— Assigned task —
Repeat the records. Each line must match exactly.

— Source data —

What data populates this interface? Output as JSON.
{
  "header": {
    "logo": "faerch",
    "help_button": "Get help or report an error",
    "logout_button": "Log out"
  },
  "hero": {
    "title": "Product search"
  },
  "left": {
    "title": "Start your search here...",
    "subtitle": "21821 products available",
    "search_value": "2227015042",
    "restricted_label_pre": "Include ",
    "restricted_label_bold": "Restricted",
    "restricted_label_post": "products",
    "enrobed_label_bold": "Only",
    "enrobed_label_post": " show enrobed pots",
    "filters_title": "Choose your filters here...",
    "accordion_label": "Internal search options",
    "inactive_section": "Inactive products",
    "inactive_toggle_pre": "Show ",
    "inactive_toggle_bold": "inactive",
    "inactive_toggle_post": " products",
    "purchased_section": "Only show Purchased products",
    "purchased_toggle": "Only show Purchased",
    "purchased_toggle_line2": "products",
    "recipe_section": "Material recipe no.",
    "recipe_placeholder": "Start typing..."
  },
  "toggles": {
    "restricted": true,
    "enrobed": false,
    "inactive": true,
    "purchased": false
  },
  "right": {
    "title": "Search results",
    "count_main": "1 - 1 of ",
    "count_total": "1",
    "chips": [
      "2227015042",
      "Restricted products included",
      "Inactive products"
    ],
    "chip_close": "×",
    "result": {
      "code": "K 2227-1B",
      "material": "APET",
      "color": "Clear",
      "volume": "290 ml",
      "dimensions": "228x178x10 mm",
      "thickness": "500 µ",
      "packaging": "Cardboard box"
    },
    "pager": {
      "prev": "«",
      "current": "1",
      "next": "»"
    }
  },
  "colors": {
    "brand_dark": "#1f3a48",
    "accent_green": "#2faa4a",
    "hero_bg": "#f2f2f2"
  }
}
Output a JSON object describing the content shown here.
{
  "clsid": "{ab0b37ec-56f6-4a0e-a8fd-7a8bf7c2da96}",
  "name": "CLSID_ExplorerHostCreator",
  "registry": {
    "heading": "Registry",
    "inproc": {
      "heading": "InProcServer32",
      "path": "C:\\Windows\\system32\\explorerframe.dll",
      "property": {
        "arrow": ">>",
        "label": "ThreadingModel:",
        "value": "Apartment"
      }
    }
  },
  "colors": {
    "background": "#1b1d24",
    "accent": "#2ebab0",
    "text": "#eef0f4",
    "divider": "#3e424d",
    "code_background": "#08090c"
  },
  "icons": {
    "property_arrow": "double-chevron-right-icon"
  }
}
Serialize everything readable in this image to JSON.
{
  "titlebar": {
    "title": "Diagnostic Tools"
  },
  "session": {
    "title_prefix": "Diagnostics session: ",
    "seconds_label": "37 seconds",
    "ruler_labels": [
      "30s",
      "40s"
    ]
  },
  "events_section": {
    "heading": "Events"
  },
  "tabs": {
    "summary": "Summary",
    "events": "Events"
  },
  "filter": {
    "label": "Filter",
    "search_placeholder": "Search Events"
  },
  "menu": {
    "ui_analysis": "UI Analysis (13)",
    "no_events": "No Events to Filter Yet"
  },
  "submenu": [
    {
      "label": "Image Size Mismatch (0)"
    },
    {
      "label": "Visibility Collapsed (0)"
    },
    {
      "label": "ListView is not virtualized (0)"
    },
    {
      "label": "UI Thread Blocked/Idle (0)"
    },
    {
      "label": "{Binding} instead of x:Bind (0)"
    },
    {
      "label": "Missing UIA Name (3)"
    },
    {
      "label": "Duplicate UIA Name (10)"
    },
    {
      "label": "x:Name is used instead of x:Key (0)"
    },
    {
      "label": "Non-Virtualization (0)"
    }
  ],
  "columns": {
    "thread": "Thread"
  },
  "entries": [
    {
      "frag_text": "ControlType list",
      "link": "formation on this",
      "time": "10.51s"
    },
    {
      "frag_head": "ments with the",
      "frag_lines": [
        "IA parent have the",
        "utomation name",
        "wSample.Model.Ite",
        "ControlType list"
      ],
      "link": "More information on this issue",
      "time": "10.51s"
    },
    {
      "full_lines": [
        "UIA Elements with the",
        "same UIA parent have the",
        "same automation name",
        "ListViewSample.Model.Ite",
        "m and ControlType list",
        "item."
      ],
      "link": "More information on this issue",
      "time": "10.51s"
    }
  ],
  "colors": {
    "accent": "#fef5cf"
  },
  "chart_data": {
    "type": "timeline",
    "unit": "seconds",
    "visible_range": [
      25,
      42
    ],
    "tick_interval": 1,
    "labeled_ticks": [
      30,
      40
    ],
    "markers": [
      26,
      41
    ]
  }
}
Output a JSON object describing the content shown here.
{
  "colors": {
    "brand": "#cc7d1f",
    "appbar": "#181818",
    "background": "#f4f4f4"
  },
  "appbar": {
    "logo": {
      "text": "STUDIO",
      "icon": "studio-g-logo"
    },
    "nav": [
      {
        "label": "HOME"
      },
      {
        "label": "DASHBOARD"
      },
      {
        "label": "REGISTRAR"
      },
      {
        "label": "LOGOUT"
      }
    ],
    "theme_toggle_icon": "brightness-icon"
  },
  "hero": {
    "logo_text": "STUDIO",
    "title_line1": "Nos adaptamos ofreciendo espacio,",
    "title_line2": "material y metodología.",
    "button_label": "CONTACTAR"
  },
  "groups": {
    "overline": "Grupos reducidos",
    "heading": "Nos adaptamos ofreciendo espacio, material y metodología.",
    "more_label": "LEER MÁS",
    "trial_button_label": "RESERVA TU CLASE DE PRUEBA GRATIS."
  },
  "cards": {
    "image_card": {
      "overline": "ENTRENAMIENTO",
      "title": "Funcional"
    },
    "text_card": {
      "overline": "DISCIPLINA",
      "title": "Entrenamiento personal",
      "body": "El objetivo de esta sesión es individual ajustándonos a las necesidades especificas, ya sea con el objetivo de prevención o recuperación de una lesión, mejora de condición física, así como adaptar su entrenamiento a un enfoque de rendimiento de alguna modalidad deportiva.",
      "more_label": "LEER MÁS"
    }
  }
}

— Exercise response —
What data populates this interface? Output as JSON.
{
  "header": {
    "logo": "faerch",
    "help_button": "Get help or report an error",
    "logout_button": "Log out"
  },
  "hero": {
    "title": "Product search"
  },
  "left": {
    "title": "Start your search here...",
    "subtitle": "21821 products available",
    "search_value": "2227015042",
    "restricted_label_pre": "Include ",
    "restricted_label_bold": "Restricted",
    "restricted_label_post": "products",
    "enrobed_label_bold": "Only",
    "enrobed_label_post": " show enrobed pots",
    "filters_title": "Choose your filters here...",
    "accordion_label": "Internal search options",
    "inactive_section": "Inactive products",
    "inactive_toggle_pre": "Show ",
    "inactive_toggle_bold": "inactive",
    "inactive_toggle_post": " products",
    "purchased_section": "Only show Purchased products",
    "purchased_toggle": "Only show Purchased",
    "purchased_toggle_line2": "products",
    "recipe_section": "Material recipe no.",
    "recipe_placeholder": "Start typing..."
  },
  "toggles": {
    "restricted": true,
    "enrobed": false,
    "inactive": true,
    "purchased": false
  },
  "right": {
    "title": "Search results",
    "count_main": "1 - 1 of ",
    "count_total": "1",
    "chips": [
      "2227015042",
      "Restricted products included",
      "Inactive products"
    ],
    "chip_close": "×",
    "result": {
      "code": "K 2227-1B",
      "material": "APET",
      "color": "Clear",
      "volume": "290 ml",
      "dimensions": "228x178x10 mm",
      "thickness": "500 µ",
      "packaging": "Cardboard box"
    },
    "pager": {
      "prev": "«",
      "current": "1",
      "next": "»"
    }
  },
  "colors": {
    "brand_dark": "#1f3a48",
    "accent_green": "#2faa4a",
    "hero_bg": "#f2f2f2"
  }
}
Output a JSON object describing the content shown here.
{
  "clsid": "{ab0b37ec-56f6-4a0e-a8fd-7a8bf7c2da96}",
  "name": "CLSID_ExplorerHostCreator",
  "registry": {
    "heading": "Registry",
    "inproc": {
      "heading": "InProcServer32",
      "path": "C:\\Windows\\system32\\explorerframe.dll",
      "property": {
        "arrow": ">>",
        "label": "ThreadingModel:",
        "value": "Apartment"
      }
    }
  },
  "colors": {
    "background": "#1b1d24",
    "accent": "#2ebab0",
    "text": "#eef0f4",
    "divider": "#3e424d",
    "code_background": "#08090c"
  },
  "icons": {
    "property_arrow": "double-chevron-right-icon"
  }
}
Serialize everything readable in this image to JSON.
{
  "titlebar": {
    "title": "Diagnostic Tools"
  },
  "session": {
    "title_prefix": "Diagnostics session: ",
    "seconds_label": "37 seconds",
    "ruler_labels": [
      "30s",
      "40s"
    ]
  },
  "events_section": {
    "heading": "Events"
  },
  "tabs": {
    "summary": "Summary",
    "events": "Events"
  },
  "filter": {
    "label": "Filter",
    "search_placeholder": "Search Events"
  },
  "menu": {
    "ui_analysis": "UI Analysis (13)",
    "no_events": "No Events to Filter Yet"
  },
  "submenu": [
    {
      "label": "Image Size Mismatch (0)"
    },
    {
      "label": "Visibility Collapsed (0)"
    },
    {
      "label": "ListView is not virtualized (0)"
    },
    {
      "label": "UI Thread Blocked/Idle (0)"
    },
    {
      "label": "{Binding} instead of x:Bind (0)"
    },
    {
      "label": "Missing UIA Name (3)"
    },
    {
      "label": "Duplicate UIA Name (10)"
    },
    {
      "label": "x:Name is used instead of x:Key (0)"
    },
    {
      "label": "Non-Virtualization (0)"
    }
  ],
  "columns": {
    "thread": "Thread"
  },
  "entries": [
    {
      "frag_text": "ControlType list",
      "link": "formation on this",
      "time": "10.51s"
    },
    {
      "frag_head": "ments with the",
      "frag_lines": [
        "IA parent have the",
        "utomation name",
        "wSample.Model.Ite",
        "ControlType list"
      ],
      "link": "More information on this issue",
      "time": "10.51s"
    },
    {
      "full_lines": [
        "UIA Elements with the",
        "same UIA parent have the",
        "same automation name",
        "ListViewSample.Model.Ite",
        "m and ControlType list",
        "item."
      ],
      "link": "More information on this issue",
      "time": "10.51s"
    }
  ],
  "colors": {
    "accent": "#fef5cf"
  },
  "chart_data": {
    "type": "timeline",
    "unit": "seconds",
    "visible_range": [
      25,
      42
    ],
    "tick_interval": 1,
    "labeled_ticks": [
      30,
      40
    ],
    "markers": [
      26,
      41
    ]
  }
}
Output a JSON object describing the content shown here.
{
  "colors": {
    "brand": "#cc7d1f",
    "appbar": "#181818",
    "background": "#f4f4f4"
  },
  "appbar": {
    "logo": {
      "text": "STUDIO",
      "icon": "studio-g-logo"
    },
    "nav": [
      {
        "label": "HOME"
      },
      {
        "label": "DASHBOARD"
      },
      {
        "label": "REGISTRAR"
      },
      {
        "label": "LOGOUT"
      }
    ],
    "theme_toggle_icon": "brightness-icon"
  },
  "hero": {
    "logo_text": "STUDIO",
    "title_line1": "Nos adaptamos ofreciendo espacio,",
    "title_line2": "material y metodología.",
    "button_label": "CONTACTAR"
  },
  "groups": {
    "overline": "Grupos reducidos",
    "heading": "Nos adaptamos ofreciendo espacio, material y metodología.",
    "more_label": "LEER MÁS",
    "trial_button_label": "RESERVA TU CLASE DE PRUEBA GRATIS."
  },
  "cards": {
    "image_card": {
      "overline": "ENTRENAMIENTO",
      "title": "Funcional"
    },
    "text_card": {
      "overline": "DISCIPLINA",
      "title": "Entrenamiento personal",
      "body": "El objetivo de esta sesión es individual ajustándonos a las necesidades especificas, ya sea con el objetivo de prevención o recuperación de una lesión, mejora de condición física, así como adaptar su entrenamiento a un enfoque de rendimiento de alguna modalidad deportiva.",
      "more_label": "LEER MÁS"
    }
  }
}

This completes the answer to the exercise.